Work task:
Write every entry out again, unchanged.

Stored dataset items:

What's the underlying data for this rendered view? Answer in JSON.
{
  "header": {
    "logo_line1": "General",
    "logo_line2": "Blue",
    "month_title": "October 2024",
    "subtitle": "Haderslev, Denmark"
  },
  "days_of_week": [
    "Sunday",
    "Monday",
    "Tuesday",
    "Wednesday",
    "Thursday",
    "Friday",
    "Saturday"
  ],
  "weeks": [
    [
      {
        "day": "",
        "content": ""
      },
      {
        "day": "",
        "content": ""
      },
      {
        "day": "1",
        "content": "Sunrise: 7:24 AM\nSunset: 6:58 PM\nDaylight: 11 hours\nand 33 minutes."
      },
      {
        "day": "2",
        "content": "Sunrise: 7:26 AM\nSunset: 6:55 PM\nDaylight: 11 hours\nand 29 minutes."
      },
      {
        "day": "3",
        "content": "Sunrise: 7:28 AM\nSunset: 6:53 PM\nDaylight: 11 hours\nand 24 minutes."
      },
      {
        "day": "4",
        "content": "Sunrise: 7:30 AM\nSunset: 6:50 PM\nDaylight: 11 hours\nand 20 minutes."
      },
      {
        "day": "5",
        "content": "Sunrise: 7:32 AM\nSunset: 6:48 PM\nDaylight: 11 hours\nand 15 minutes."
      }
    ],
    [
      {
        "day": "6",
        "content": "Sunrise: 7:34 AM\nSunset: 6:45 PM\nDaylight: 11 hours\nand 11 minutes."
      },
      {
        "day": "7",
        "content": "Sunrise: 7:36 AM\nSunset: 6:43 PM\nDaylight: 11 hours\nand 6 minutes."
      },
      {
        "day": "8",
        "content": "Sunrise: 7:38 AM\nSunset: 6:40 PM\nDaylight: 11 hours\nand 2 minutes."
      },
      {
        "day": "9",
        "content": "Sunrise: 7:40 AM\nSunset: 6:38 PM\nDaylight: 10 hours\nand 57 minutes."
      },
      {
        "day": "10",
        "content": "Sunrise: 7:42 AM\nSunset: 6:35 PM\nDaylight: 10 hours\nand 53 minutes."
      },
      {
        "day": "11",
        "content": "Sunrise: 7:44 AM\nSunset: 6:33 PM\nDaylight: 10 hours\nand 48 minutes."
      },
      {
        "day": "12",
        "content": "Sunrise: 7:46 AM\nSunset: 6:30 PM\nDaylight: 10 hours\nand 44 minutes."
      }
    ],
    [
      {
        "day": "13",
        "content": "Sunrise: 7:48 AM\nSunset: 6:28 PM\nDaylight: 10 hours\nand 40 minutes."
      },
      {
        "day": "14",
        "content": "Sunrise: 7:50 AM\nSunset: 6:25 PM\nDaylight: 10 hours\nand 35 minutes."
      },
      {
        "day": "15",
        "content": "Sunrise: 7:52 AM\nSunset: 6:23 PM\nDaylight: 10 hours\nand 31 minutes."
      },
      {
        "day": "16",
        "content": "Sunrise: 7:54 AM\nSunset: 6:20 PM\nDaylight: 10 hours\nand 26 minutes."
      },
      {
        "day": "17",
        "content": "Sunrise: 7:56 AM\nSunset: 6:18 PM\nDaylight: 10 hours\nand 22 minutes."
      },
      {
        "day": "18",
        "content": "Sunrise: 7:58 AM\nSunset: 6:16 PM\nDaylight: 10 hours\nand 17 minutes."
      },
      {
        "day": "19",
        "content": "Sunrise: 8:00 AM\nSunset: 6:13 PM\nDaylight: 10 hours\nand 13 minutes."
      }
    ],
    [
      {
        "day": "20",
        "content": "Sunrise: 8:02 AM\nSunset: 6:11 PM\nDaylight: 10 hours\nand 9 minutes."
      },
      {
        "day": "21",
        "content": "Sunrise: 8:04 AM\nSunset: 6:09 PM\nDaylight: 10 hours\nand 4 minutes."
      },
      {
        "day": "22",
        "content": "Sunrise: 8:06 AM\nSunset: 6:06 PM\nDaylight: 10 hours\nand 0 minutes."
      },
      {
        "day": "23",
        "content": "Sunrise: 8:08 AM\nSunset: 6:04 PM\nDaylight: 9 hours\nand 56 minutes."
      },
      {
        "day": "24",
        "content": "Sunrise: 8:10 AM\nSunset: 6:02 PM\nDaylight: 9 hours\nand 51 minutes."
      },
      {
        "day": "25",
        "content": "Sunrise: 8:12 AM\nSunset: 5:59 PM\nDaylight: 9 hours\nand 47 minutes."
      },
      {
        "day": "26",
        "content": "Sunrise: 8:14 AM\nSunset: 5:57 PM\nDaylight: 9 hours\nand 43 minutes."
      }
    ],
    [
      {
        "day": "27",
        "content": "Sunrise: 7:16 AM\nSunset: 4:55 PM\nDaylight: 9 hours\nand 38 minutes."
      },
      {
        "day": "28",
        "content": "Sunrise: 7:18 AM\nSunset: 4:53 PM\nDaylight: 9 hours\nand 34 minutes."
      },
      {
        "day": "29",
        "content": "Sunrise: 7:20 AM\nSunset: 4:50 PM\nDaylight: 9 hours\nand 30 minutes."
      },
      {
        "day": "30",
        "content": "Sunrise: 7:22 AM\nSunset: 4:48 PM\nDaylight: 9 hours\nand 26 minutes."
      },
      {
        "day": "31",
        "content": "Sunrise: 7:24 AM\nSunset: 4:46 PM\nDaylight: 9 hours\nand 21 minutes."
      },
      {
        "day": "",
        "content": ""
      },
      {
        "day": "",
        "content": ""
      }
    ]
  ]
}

Answer box:
What's the underlying data for this rendered view? Answer in JSON.
{
  "header": {
    "logo_line1": "General",
    "logo_line2": "Blue",
    "month_title": "October 2024",
    "subtitle": "Haderslev, Denmark"
  },
  "days_of_week": [
    "Sunday",
    "Monday",
    "Tuesday",
    "Wednesday",
    "Thursday",
    "Friday",
    "Saturday"
  ],
  "weeks": [
    [
      {
        "day": "",
        "content": ""
      },
      {
        "day": "",
        "content": ""
      },
      {
        "day": "1",
        "content": "Sunrise: 7:24 AM\nSunset: 6:58 PM\nDaylight: 11 hours\nand 33 minutes."
      },
      {
        "day": "2",
        "content": "Sunrise: 7:26 AM\nSunset: 6:55 PM\nDaylight: 11 hours\nand 29 minutes."
      },
      {
        "day": "3",
        "content": "Sunrise: 7:28 AM\nSunset: 6:53 PM\nDaylight: 11 hours\nand 24 minutes."
      },
      {
        "day": "4",
        "content": "Sunrise: 7:30 AM\nSunset: 6:50 PM\nDaylight: 11 hours\nand 20 minutes."
      },
      {
        "day": "5",
        "content": "Sunrise: 7:32 AM\nSunset: 6:48 PM\nDaylight: 11 hours\nand 15 minutes."
      }
    ],
    [
      {
        "day": "6",
        "content": "Sunrise: 7:34 AM\nSunset: 6:45 PM\nDaylight: 11 hours\nand 11 minutes."
      },
      {
        "day": "7",
        "content": "Sunrise: 7:36 AM\nSunset: 6:43 PM\nDaylight: 11 hours\nand 6 minutes."
      },
      {
        "day": "8",
        "content": "Sunrise: 7:38 AM\nSunset: 6:40 PM\nDaylight: 11 hours\nand 2 minutes."
      },
      {
        "day": "9",
        "content": "Sunrise: 7:40 AM\nSunset: 6:38 PM\nDaylight: 10 hours\nand 57 minutes."
      },
      {
        "day": "10",
        "content": "Sunrise: 7:42 AM\nSunset: 6:35 PM\nDaylight: 10 hours\nand 53 minutes."
      },
      {
        "day": "11",
        "content": "Sunrise: 7:44 AM\nSunset: 6:33 PM\nDaylight: 10 hours\nand 48 minutes."
      },
      {
        "day": "12",
        "content": "Sunrise: 7:46 AM\nSunset: 6:30 PM\nDaylight: 10 hours\nand 44 minutes."
      }
    ],
    [
      {
        "day": "13",
        "content": "Sunrise: 7:48 AM\nSunset: 6:28 PM\nDaylight: 10 hours\nand 40 minutes."
      },
      {
        "day": "14",
        "content": "Sunrise: 7:50 AM\nSunset: 6:25 PM\nDaylight: 10 hours\nand 35 minutes."
      },
      {
        "day": "15",
        "content": "Sunrise: 7:52 AM\nSunset: 6:23 PM\nDaylight: 10 hours\nand 31 minutes."
      },
      {
        "day": "16",
        "content": "Sunrise: 7:54 AM\nSunset: 6:20 PM\nDaylight: 10 hours\nand 26 minutes."
      },
      {
        "day": "17",
        "content": "Sunrise: 7:56 AM\nSunset: 6:18 PM\nDaylight: 10 hours\nand 22 minutes."
      },
      {
        "day": "18",
        "content": "Sunrise: 7:58 AM\nSunset: 6:16 PM\nDaylight: 10 hours\nand 17 minutes."
      },
      {
        "day": "19",
        "content": "Sunrise: 8:00 AM\nSunset: 6:13 PM\nDaylight: 10 hours\nand 13 minutes."
      }
    ],
    [
      {
        "day": "20",
        "content": "Sunrise: 8:02 AM\nSunset: 6:11 PM\nDaylight: 10 hours\nand 9 minutes."
      },
      {
        "day": "21",
        "content": "Sunrise: 8:04 AM\nSunset: 6:09 PM\nDaylight: 10 hours\nand 4 minutes."
      },
      {
        "day": "22",
        "content": "Sunrise: 8:06 AM\nSunset: 6:06 PM\nDaylight: 10 hours\nand 0 minutes."
      },
      {
        "day": "23",
        "content": "Sunrise: 8:08 AM\nSunset: 6:04 PM\nDaylight: 9 hours\nand 56 minutes."
      },
      {
        "day": "24",
        "content": "Sunrise: 8:10 AM\nSunset: 6:02 PM\nDaylight: 9 hours\nand 51 minutes."
      },
      {
        "day": "25",
        "content": "Sunrise: 8:12 AM\nSunset: 5:59 PM\nDaylight: 9 hours\nand 47 minutes."
      },
      {
        "day": "26",
        "content": "Sunrise: 8:14 AM\nSunset: 5:57 PM\nDaylight: 9 hours\nand 43 minutes."
      }
    ],
    [
      {
        "day": "27",
        "content": "Sunrise: 7:16 AM\nSunset: 4:55 PM\nDaylight: 9 hours\nand 38 minutes."
      },
      {
        "day": "28",
        "content": "Sunrise: 7:18 AM\nSunset: 4:53 PM\nDaylight: 9 hours\nand 34 minutes."
      },
      {
        "day": "29",
        "content": "Sunrise: 7:20 AM\nSunset: 4:50 PM\nDaylight: 9 hours\nand 30 minutes."
      },
      {
        "day": "30",
        "content": "Sunrise: 7:22 AM\nSunset: 4:48 PM\nDaylight: 9 hours\nand 26 minutes."
      },
      {
        "day": "31",
        "content": "Sunrise: 7:24 AM\nSunset: 4:46 PM\nDaylight: 9 hours\nand 21 minutes."
      },
      {
        "day": "",
        "content": ""
      },
      {
        "day": "",
        "content": ""
      }
    ]
  ]
}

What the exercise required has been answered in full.